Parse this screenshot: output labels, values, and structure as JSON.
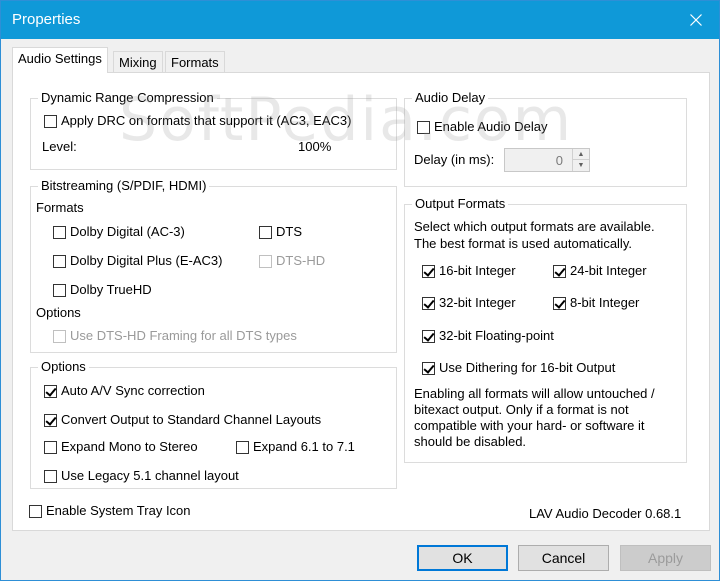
{
  "window": {
    "title": "Properties"
  },
  "tabs": [
    {
      "label": "Audio Settings",
      "active": true
    },
    {
      "label": "Mixing",
      "active": false
    },
    {
      "label": "Formats",
      "active": false
    }
  ],
  "drc": {
    "title": "Dynamic Range Compression",
    "apply_label": "Apply DRC on formats that support it (AC3, EAC3)",
    "apply_checked": false,
    "level_label": "Level:",
    "level_value": "100%"
  },
  "bitstreaming": {
    "title": "Bitstreaming (S/PDIF, HDMI)",
    "formats_label": "Formats",
    "dolby_digital": "Dolby Digital (AC-3)",
    "dts": "DTS",
    "dolby_digital_plus": "Dolby Digital Plus (E-AC3)",
    "dts_hd": "DTS-HD",
    "dolby_truehd": "Dolby TrueHD",
    "options_label": "Options",
    "dtshd_framing": "Use DTS-HD Framing for all DTS types"
  },
  "options": {
    "title": "Options",
    "auto_av_sync": "Auto A/V Sync correction",
    "convert_output": "Convert Output to Standard Channel Layouts",
    "expand_mono": "Expand Mono to Stereo",
    "expand_61": "Expand 6.1 to 7.1",
    "legacy_51": "Use Legacy 5.1 channel layout"
  },
  "audio_delay": {
    "title": "Audio Delay",
    "enable_label": "Enable Audio Delay",
    "delay_label": "Delay (in ms):",
    "delay_value": "0"
  },
  "output_formats": {
    "title": "Output Formats",
    "desc_line1": "Select which output formats are available.",
    "desc_line2": "The best format is used automatically.",
    "int16": "16-bit Integer",
    "int24": "24-bit Integer",
    "int32": "32-bit Integer",
    "int8": "8-bit Integer",
    "float32": "32-bit Floating-point",
    "dithering": "Use Dithering for 16-bit Output",
    "note_line1": "Enabling all formats will allow untouched /",
    "note_line2": "bitexact output. Only if a format is not",
    "note_line3": "compatible with your hard- or software it",
    "note_line4": "should be disabled."
  },
  "footer": {
    "tray_icon_label": "Enable System Tray Icon",
    "version": "LAV Audio Decoder 0.68.1"
  },
  "buttons": {
    "ok": "OK",
    "cancel": "Cancel",
    "apply": "Apply"
  },
  "watermark": "SoftPedia.com",
  "colors": {
    "titlebar": "#0f99d8",
    "accent": "#0078d7"
  }
}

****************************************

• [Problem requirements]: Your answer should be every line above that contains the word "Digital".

• [Output for this task]:
    "dolby_digital": "Dolby Digital (AC-3)",
    "dolby_digital_plus": "Dolby Digital Plus (E-AC3)",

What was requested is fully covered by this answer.